Thankfully the second CD is slightly more even. Once again it opens well and although Joey DeMaio’s bass solo Black Arrows is well played and varied, it’s too long and Fighting the World struggles to restore the excitement levels. The back end of the album is over-weighted with newer material from 1996’s disappointing Louder Than Hell but the songs are more convincing live than in the studio and the final stages of Hell on Wheels are great fun, culminating in the moving Battle Hymn.

Ultimately, what should have been the definitive statement of Manowar at their absolute best is hobbled by the inconsistencies that often dog their studio output. You can press “skip” or stick the kettle on and this is a great live album, but victory is barely snatched from the jaws of defeat and I expect more from the Kings of Metal. Thankfully, Manowar had now developed a taste for the live album. There would be more… and they would be better.

HMO Rating: 3.5 out of 5

Dissection – Live Rebirth (Review)

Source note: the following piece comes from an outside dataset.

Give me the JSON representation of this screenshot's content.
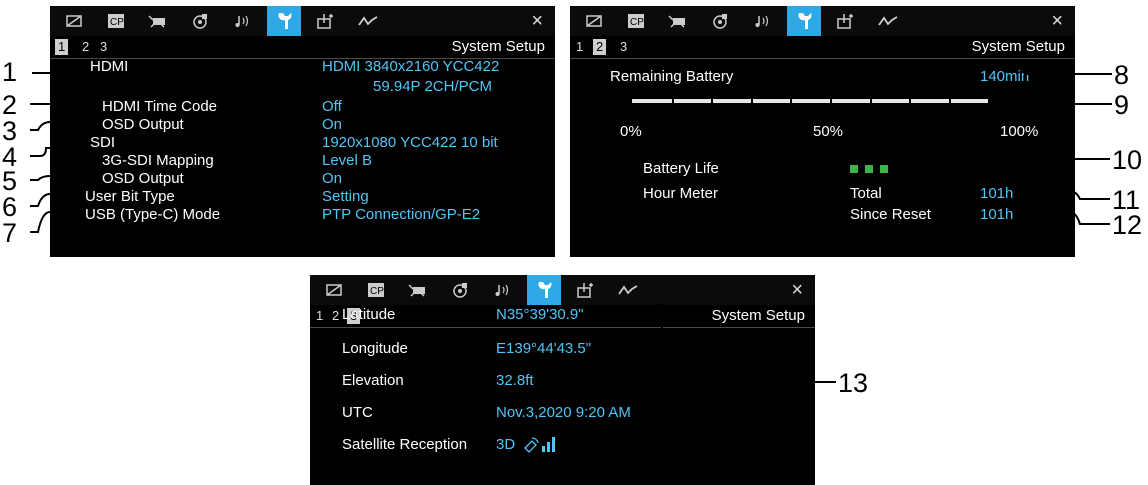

Swedish Black Metal legends Dissection had only released two studio albums before they embarked on the “Rebirth of Dissection” tour that kicked off with this show in Stockholm (listed on the LP jacket as September 2004 but it other sources suggest that the show was actually in October!).

The band had disbanded in 1997 following the imprisonment of guitarist/vocalist Jon Nödtveidt as an accessory to the murder of an Algerian man in Sweden. Upon his release in 2004, Nödtveidt quickly assembled a new line-up of Dissection for the tour captured on Live Rebirth.

For a band with only two albums of material to draw from, this is an exceptionally strong set of well-written and passionately performed tracks. The atmosphere and excitement at the show is well captured. The taped intro of instrumental track At the Fathomless Depths combines with the enthusiastic crowd cheering to build the excitement level for the first track proper Nights Blood so the feeling of being at the gig is palpable from the offset. In fact, the opening song is exciting and epic enough to be worth the price of admission alone.

Dissection’s take on extreme Metal is grounded with a strong grasp of songwriting and pacing. There are stunning, memorable riffs in abundance here and, although the hoarser vocals and dark atmosphere may be off-putting for some, there is much to love here for fans of the NWOBHM era and other older acts like Mercyful Fate.

Highlights for me include Where Dead Angels Lie and Maha Kali (the only new track here). These are absolutely thrilling and timeless, both delivered with an enigmatic folky lilt. Maha Kali also builds to a fantastic climax with its exotic feel bolstered by female Hindi vocals. The Somberlain evokes Iron Maiden with its melodic guitar harmony lines and there is also an excellent cover of Tormentor’s Elisabeth Bathory. Another band for me to check out!

Overall, this is an incredible Metal live album and is right up there with the best of them. It’s dripping with atmosphere, epic in scope and there is not a single track on here that is anything less than incredible. For such a short-lived band to have created a set like this is pretty remarkable. Jon Nödtveidt would commit suicide in 2006.

Buying Note: This full gig is available on DVD as Rebirth of Dissection and also available as Live in Stockholm 2004 on CD and LP but that version has some tracks removed and some are shortened. This edition, released in 2010, by the excellent High Roller Records has the full set intact.

HMO Rating: 5 out of 5